EXERCISE PROMPT
Find every line in the records below that contains the word "label", and copy each such line.
________________
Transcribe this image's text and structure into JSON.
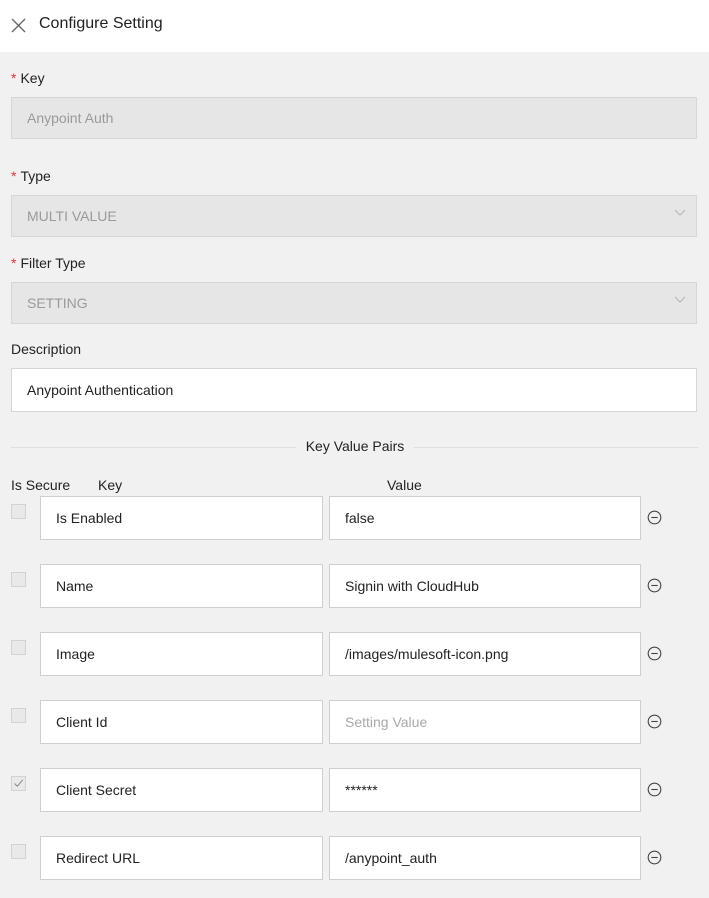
{
  "header": {
    "title": "Configure Setting",
    "close_icon": "close-icon"
  },
  "form": {
    "key": {
      "label": "Key",
      "required_mark": "*",
      "value": "Anypoint Auth"
    },
    "type": {
      "label": "Type",
      "required_mark": "*",
      "value": "MULTI VALUE"
    },
    "filter_type": {
      "label": "Filter Type",
      "required_mark": "*",
      "value": "SETTING"
    },
    "description": {
      "label": "Description",
      "value": "Anypoint Authentication"
    }
  },
  "kv": {
    "section_title": "Key Value Pairs",
    "headers": {
      "is_secure": "Is Secure",
      "key": "Key",
      "value": "Value"
    },
    "rows": [
      {
        "key": "Is Enabled",
        "value": "false",
        "secure": false
      },
      {
        "key": "Name",
        "value": "Signin with CloudHub",
        "secure": false
      },
      {
        "key": "Image",
        "value": "/images/mulesoft-icon.png",
        "secure": false
      },
      {
        "key": "Client Id",
        "value": "",
        "placeholder": "Setting Value",
        "secure": false
      },
      {
        "key": "Client Secret",
        "value": "******",
        "secure": true
      },
      {
        "key": "Redirect URL",
        "value": "/anypoint_auth",
        "secure": false
      }
    ]
  },
  "colors": {
    "required": "#e0343c",
    "disabled_bg": "#e6e6e6",
    "page_bg": "#f1f1f1"
  }
}
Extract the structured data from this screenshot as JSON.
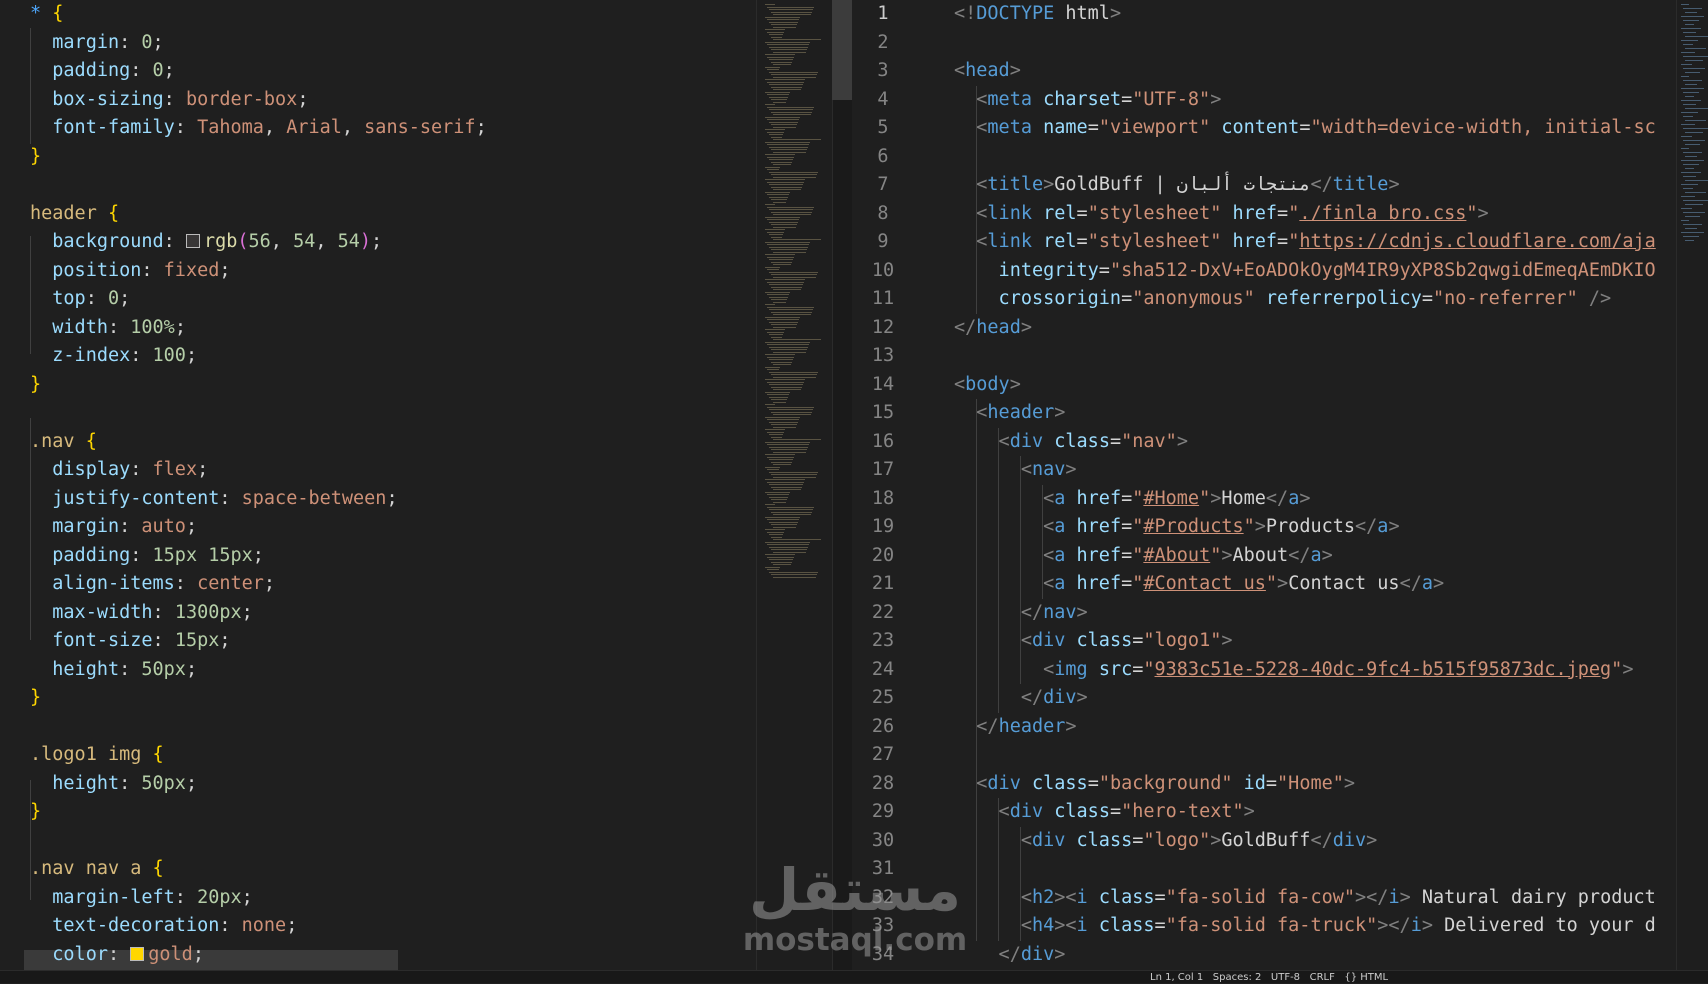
{
  "css_editor": {
    "lines": [
      [
        [
          "*",
          "star"
        ],
        [
          " ",
          ""
        ],
        [
          "{",
          "brace"
        ]
      ],
      [
        [
          "  margin",
          "prop"
        ],
        [
          ": ",
          "pn"
        ],
        [
          "0",
          "vnum"
        ],
        [
          ";",
          "pn"
        ]
      ],
      [
        [
          "  padding",
          "prop"
        ],
        [
          ": ",
          "pn"
        ],
        [
          "0",
          "vnum"
        ],
        [
          ";",
          "pn"
        ]
      ],
      [
        [
          "  box-sizing",
          "prop"
        ],
        [
          ": ",
          "pn"
        ],
        [
          "border-box",
          "vword"
        ],
        [
          ";",
          "pn"
        ]
      ],
      [
        [
          "  font-family",
          "prop"
        ],
        [
          ": ",
          "pn"
        ],
        [
          "Tahoma",
          "vword"
        ],
        [
          ", ",
          "pn"
        ],
        [
          "Arial",
          "vword"
        ],
        [
          ", ",
          "pn"
        ],
        [
          "sans-serif",
          "vword"
        ],
        [
          ";",
          "pn"
        ]
      ],
      [
        [
          "}",
          "brace"
        ]
      ],
      [],
      [
        [
          "header",
          "sel"
        ],
        [
          " ",
          ""
        ],
        [
          "{",
          "brace"
        ]
      ],
      [
        [
          "  background",
          "prop"
        ],
        [
          ": ",
          "pn"
        ],
        [
          "@swatch:#383636",
          ""
        ],
        [
          "rgb",
          "vfn"
        ],
        [
          "(",
          "par"
        ],
        [
          "56",
          "vnum"
        ],
        [
          ", ",
          "pn"
        ],
        [
          "54",
          "vnum"
        ],
        [
          ", ",
          "pn"
        ],
        [
          "54",
          "vnum"
        ],
        [
          ")",
          "par"
        ],
        [
          ";",
          "pn"
        ]
      ],
      [
        [
          "  position",
          "prop"
        ],
        [
          ": ",
          "pn"
        ],
        [
          "fixed",
          "vword"
        ],
        [
          ";",
          "pn"
        ]
      ],
      [
        [
          "  top",
          "prop"
        ],
        [
          ": ",
          "pn"
        ],
        [
          "0",
          "vnum"
        ],
        [
          ";",
          "pn"
        ]
      ],
      [
        [
          "  width",
          "prop"
        ],
        [
          ": ",
          "pn"
        ],
        [
          "100%",
          "vnum"
        ],
        [
          ";",
          "pn"
        ]
      ],
      [
        [
          "  z-index",
          "prop"
        ],
        [
          ": ",
          "pn"
        ],
        [
          "100",
          "vnum"
        ],
        [
          ";",
          "pn"
        ]
      ],
      [
        [
          "}",
          "brace"
        ]
      ],
      [],
      [
        [
          ".nav",
          "sel"
        ],
        [
          " ",
          ""
        ],
        [
          "{",
          "brace"
        ]
      ],
      [
        [
          "  display",
          "prop"
        ],
        [
          ": ",
          "pn"
        ],
        [
          "flex",
          "vword"
        ],
        [
          ";",
          "pn"
        ]
      ],
      [
        [
          "  justify-content",
          "prop"
        ],
        [
          ": ",
          "pn"
        ],
        [
          "space-between",
          "vword"
        ],
        [
          ";",
          "pn"
        ]
      ],
      [
        [
          "  margin",
          "prop"
        ],
        [
          ": ",
          "pn"
        ],
        [
          "auto",
          "vword"
        ],
        [
          ";",
          "pn"
        ]
      ],
      [
        [
          "  padding",
          "prop"
        ],
        [
          ": ",
          "pn"
        ],
        [
          "15px 15px",
          "vnum"
        ],
        [
          ";",
          "pn"
        ]
      ],
      [
        [
          "  align-items",
          "prop"
        ],
        [
          ": ",
          "pn"
        ],
        [
          "center",
          "vword"
        ],
        [
          ";",
          "pn"
        ]
      ],
      [
        [
          "  max-width",
          "prop"
        ],
        [
          ": ",
          "pn"
        ],
        [
          "1300px",
          "vnum"
        ],
        [
          ";",
          "pn"
        ]
      ],
      [
        [
          "  font-size",
          "prop"
        ],
        [
          ": ",
          "pn"
        ],
        [
          "15px",
          "vnum"
        ],
        [
          ";",
          "pn"
        ]
      ],
      [
        [
          "  height",
          "prop"
        ],
        [
          ": ",
          "pn"
        ],
        [
          "50px",
          "vnum"
        ],
        [
          ";",
          "pn"
        ]
      ],
      [
        [
          "}",
          "brace"
        ]
      ],
      [],
      [
        [
          ".logo1 img",
          "sel"
        ],
        [
          " ",
          ""
        ],
        [
          "{",
          "brace"
        ]
      ],
      [
        [
          "  height",
          "prop"
        ],
        [
          ": ",
          "pn"
        ],
        [
          "50px",
          "vnum"
        ],
        [
          ";",
          "pn"
        ]
      ],
      [
        [
          "}",
          "brace"
        ]
      ],
      [],
      [
        [
          ".nav nav a",
          "sel"
        ],
        [
          " ",
          ""
        ],
        [
          "{",
          "brace"
        ]
      ],
      [
        [
          "  margin-left",
          "prop"
        ],
        [
          ": ",
          "pn"
        ],
        [
          "20px",
          "vnum"
        ],
        [
          ";",
          "pn"
        ]
      ],
      [
        [
          "  text-decoration",
          "prop"
        ],
        [
          ": ",
          "pn"
        ],
        [
          "none",
          "vword"
        ],
        [
          ";",
          "pn"
        ]
      ],
      [
        [
          "  color",
          "prop"
        ],
        [
          ": ",
          "pn"
        ],
        [
          "@swatch:#ffd700",
          ""
        ],
        [
          "gold",
          "vword"
        ],
        [
          ";",
          "pn"
        ]
      ]
    ]
  },
  "html_editor": {
    "line_numbers": [
      "1",
      "2",
      "3",
      "4",
      "5",
      "6",
      "7",
      "8",
      "9",
      "10",
      "11",
      "12",
      "13",
      "14",
      "15",
      "16",
      "17",
      "18",
      "19",
      "20",
      "21",
      "22",
      "23",
      "24",
      "25",
      "26",
      "27",
      "28",
      "29",
      "30",
      "31",
      "32",
      "33",
      "34"
    ],
    "active_line": "1",
    "lines": [
      [
        [
          "<!",
          "t"
        ],
        [
          "DOCTYPE",
          "kw"
        ],
        [
          " html",
          "tx"
        ],
        [
          ">",
          "t"
        ]
      ],
      [],
      [
        [
          "<",
          "t"
        ],
        [
          "head",
          "tn"
        ],
        [
          ">",
          "t"
        ]
      ],
      [
        [
          "  <",
          "t"
        ],
        [
          "meta",
          "tn"
        ],
        [
          " ",
          ""
        ],
        [
          "charset",
          "an"
        ],
        [
          "=",
          "tx"
        ],
        [
          "\"UTF-8\"",
          "av"
        ],
        [
          ">",
          "t"
        ]
      ],
      [
        [
          "  <",
          "t"
        ],
        [
          "meta",
          "tn"
        ],
        [
          " ",
          ""
        ],
        [
          "name",
          "an"
        ],
        [
          "=",
          "tx"
        ],
        [
          "\"viewport\"",
          "av"
        ],
        [
          " ",
          ""
        ],
        [
          "content",
          "an"
        ],
        [
          "=",
          "tx"
        ],
        [
          "\"width=device-width, initial-sc",
          "av"
        ]
      ],
      [],
      [
        [
          "  <",
          "t"
        ],
        [
          "title",
          "tn"
        ],
        [
          ">",
          "t"
        ],
        [
          "GoldBuff | منتجات ألبان",
          "tx"
        ],
        [
          "</",
          "t"
        ],
        [
          "title",
          "tn"
        ],
        [
          ">",
          "t"
        ]
      ],
      [
        [
          "  <",
          "t"
        ],
        [
          "link",
          "tn"
        ],
        [
          " ",
          ""
        ],
        [
          "rel",
          "an"
        ],
        [
          "=",
          "tx"
        ],
        [
          "\"stylesheet\"",
          "av"
        ],
        [
          " ",
          ""
        ],
        [
          "href",
          "an"
        ],
        [
          "=",
          "tx"
        ],
        [
          "\"",
          "av"
        ],
        [
          "./finla bro.css",
          "av lnk"
        ],
        [
          "\"",
          "av"
        ],
        [
          ">",
          "t"
        ]
      ],
      [
        [
          "  <",
          "t"
        ],
        [
          "link",
          "tn"
        ],
        [
          " ",
          ""
        ],
        [
          "rel",
          "an"
        ],
        [
          "=",
          "tx"
        ],
        [
          "\"stylesheet\"",
          "av"
        ],
        [
          " ",
          ""
        ],
        [
          "href",
          "an"
        ],
        [
          "=",
          "tx"
        ],
        [
          "\"",
          "av"
        ],
        [
          "https://cdnjs.cloudflare.com/aja",
          "av lnk"
        ]
      ],
      [
        [
          "    integrity",
          "an"
        ],
        [
          "=",
          "tx"
        ],
        [
          "\"sha512-DxV+EoADOkOygM4IR9yXP8Sb2qwgidEmeqAEmDKIO",
          "av"
        ]
      ],
      [
        [
          "    crossorigin",
          "an"
        ],
        [
          "=",
          "tx"
        ],
        [
          "\"anonymous\"",
          "av"
        ],
        [
          " ",
          ""
        ],
        [
          "referrerpolicy",
          "an"
        ],
        [
          "=",
          "tx"
        ],
        [
          "\"no-referrer\"",
          "av"
        ],
        [
          " />",
          "t"
        ]
      ],
      [
        [
          "</",
          "t"
        ],
        [
          "head",
          "tn"
        ],
        [
          ">",
          "t"
        ]
      ],
      [],
      [
        [
          "<",
          "t"
        ],
        [
          "body",
          "tn"
        ],
        [
          ">",
          "t"
        ]
      ],
      [
        [
          "  <",
          "t"
        ],
        [
          "header",
          "tn"
        ],
        [
          ">",
          "t"
        ]
      ],
      [
        [
          "    <",
          "t"
        ],
        [
          "div",
          "tn"
        ],
        [
          " ",
          ""
        ],
        [
          "class",
          "an"
        ],
        [
          "=",
          "tx"
        ],
        [
          "\"nav\"",
          "av"
        ],
        [
          ">",
          "t"
        ]
      ],
      [
        [
          "      <",
          "t"
        ],
        [
          "nav",
          "tn"
        ],
        [
          ">",
          "t"
        ]
      ],
      [
        [
          "        <",
          "t"
        ],
        [
          "a",
          "tn"
        ],
        [
          " ",
          ""
        ],
        [
          "href",
          "an"
        ],
        [
          "=",
          "tx"
        ],
        [
          "\"",
          "av"
        ],
        [
          "#Home",
          "av lnk"
        ],
        [
          "\"",
          "av"
        ],
        [
          ">",
          "t"
        ],
        [
          "Home",
          "tx"
        ],
        [
          "</",
          "t"
        ],
        [
          "a",
          "tn"
        ],
        [
          ">",
          "t"
        ]
      ],
      [
        [
          "        <",
          "t"
        ],
        [
          "a",
          "tn"
        ],
        [
          " ",
          ""
        ],
        [
          "href",
          "an"
        ],
        [
          "=",
          "tx"
        ],
        [
          "\"",
          "av"
        ],
        [
          "#Products",
          "av lnk"
        ],
        [
          "\"",
          "av"
        ],
        [
          ">",
          "t"
        ],
        [
          "Products",
          "tx"
        ],
        [
          "</",
          "t"
        ],
        [
          "a",
          "tn"
        ],
        [
          ">",
          "t"
        ]
      ],
      [
        [
          "        <",
          "t"
        ],
        [
          "a",
          "tn"
        ],
        [
          " ",
          ""
        ],
        [
          "href",
          "an"
        ],
        [
          "=",
          "tx"
        ],
        [
          "\"",
          "av"
        ],
        [
          "#About",
          "av lnk"
        ],
        [
          "\"",
          "av"
        ],
        [
          ">",
          "t"
        ],
        [
          "About",
          "tx"
        ],
        [
          "</",
          "t"
        ],
        [
          "a",
          "tn"
        ],
        [
          ">",
          "t"
        ]
      ],
      [
        [
          "        <",
          "t"
        ],
        [
          "a",
          "tn"
        ],
        [
          " ",
          ""
        ],
        [
          "href",
          "an"
        ],
        [
          "=",
          "tx"
        ],
        [
          "\"",
          "av"
        ],
        [
          "#Contact us",
          "av lnk"
        ],
        [
          "\"",
          "av"
        ],
        [
          ">",
          "t"
        ],
        [
          "Contact us",
          "tx"
        ],
        [
          "</",
          "t"
        ],
        [
          "a",
          "tn"
        ],
        [
          ">",
          "t"
        ]
      ],
      [
        [
          "      </",
          "t"
        ],
        [
          "nav",
          "tn"
        ],
        [
          ">",
          "t"
        ]
      ],
      [
        [
          "      <",
          "t"
        ],
        [
          "div",
          "tn"
        ],
        [
          " ",
          ""
        ],
        [
          "class",
          "an"
        ],
        [
          "=",
          "tx"
        ],
        [
          "\"logo1\"",
          "av"
        ],
        [
          ">",
          "t"
        ]
      ],
      [
        [
          "        <",
          "t"
        ],
        [
          "img",
          "tn"
        ],
        [
          " ",
          ""
        ],
        [
          "src",
          "an"
        ],
        [
          "=",
          "tx"
        ],
        [
          "\"",
          "av"
        ],
        [
          "9383c51e-5228-40dc-9fc4-b515f95873dc.jpeg",
          "av lnk"
        ],
        [
          "\"",
          "av"
        ],
        [
          ">",
          "t"
        ]
      ],
      [
        [
          "      </",
          "t"
        ],
        [
          "div",
          "tn"
        ],
        [
          ">",
          "t"
        ]
      ],
      [
        [
          "  </",
          "t"
        ],
        [
          "header",
          "tn"
        ],
        [
          ">",
          "t"
        ]
      ],
      [],
      [
        [
          "  <",
          "t"
        ],
        [
          "div",
          "tn"
        ],
        [
          " ",
          ""
        ],
        [
          "class",
          "an"
        ],
        [
          "=",
          "tx"
        ],
        [
          "\"background\"",
          "av"
        ],
        [
          " ",
          ""
        ],
        [
          "id",
          "an"
        ],
        [
          "=",
          "tx"
        ],
        [
          "\"Home\"",
          "av"
        ],
        [
          ">",
          "t"
        ]
      ],
      [
        [
          "    <",
          "t"
        ],
        [
          "div",
          "tn"
        ],
        [
          " ",
          ""
        ],
        [
          "class",
          "an"
        ],
        [
          "=",
          "tx"
        ],
        [
          "\"hero-text\"",
          "av"
        ],
        [
          ">",
          "t"
        ]
      ],
      [
        [
          "      <",
          "t"
        ],
        [
          "div",
          "tn"
        ],
        [
          " ",
          ""
        ],
        [
          "class",
          "an"
        ],
        [
          "=",
          "tx"
        ],
        [
          "\"logo\"",
          "av"
        ],
        [
          ">",
          "t"
        ],
        [
          "GoldBuff",
          "tx"
        ],
        [
          "</",
          "t"
        ],
        [
          "div",
          "tn"
        ],
        [
          ">",
          "t"
        ]
      ],
      [],
      [
        [
          "      <",
          "t"
        ],
        [
          "h2",
          "tn"
        ],
        [
          "><",
          "t"
        ],
        [
          "i",
          "tn"
        ],
        [
          " ",
          ""
        ],
        [
          "class",
          "an"
        ],
        [
          "=",
          "tx"
        ],
        [
          "\"fa-solid fa-cow\"",
          "av"
        ],
        [
          "></",
          "t"
        ],
        [
          "i",
          "tn"
        ],
        [
          "> ",
          "t"
        ],
        [
          "Natural dairy product",
          "tx"
        ]
      ],
      [
        [
          "      <",
          "t"
        ],
        [
          "h4",
          "tn"
        ],
        [
          "><",
          "t"
        ],
        [
          "i",
          "tn"
        ],
        [
          " ",
          ""
        ],
        [
          "class",
          "an"
        ],
        [
          "=",
          "tx"
        ],
        [
          "\"fa-solid fa-truck\"",
          "av"
        ],
        [
          "></",
          "t"
        ],
        [
          "i",
          "tn"
        ],
        [
          "> ",
          "t"
        ],
        [
          "Delivered to your d",
          "tx"
        ]
      ],
      [
        [
          "    </",
          "t"
        ],
        [
          "div",
          "tn"
        ],
        [
          ">",
          "t"
        ]
      ]
    ]
  },
  "watermark": {
    "brand": "مستقل",
    "domain": "mostaql.com"
  },
  "status_bar": {
    "text": "Ln 1, Col 1   Spaces: 2   UTF-8   CRLF   {} HTML"
  }
}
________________
RESPONSE TO THE EXERCISE
      "label": "Key",
      "label": "Type",
      "label": "Filter Type",
      "label": "Description",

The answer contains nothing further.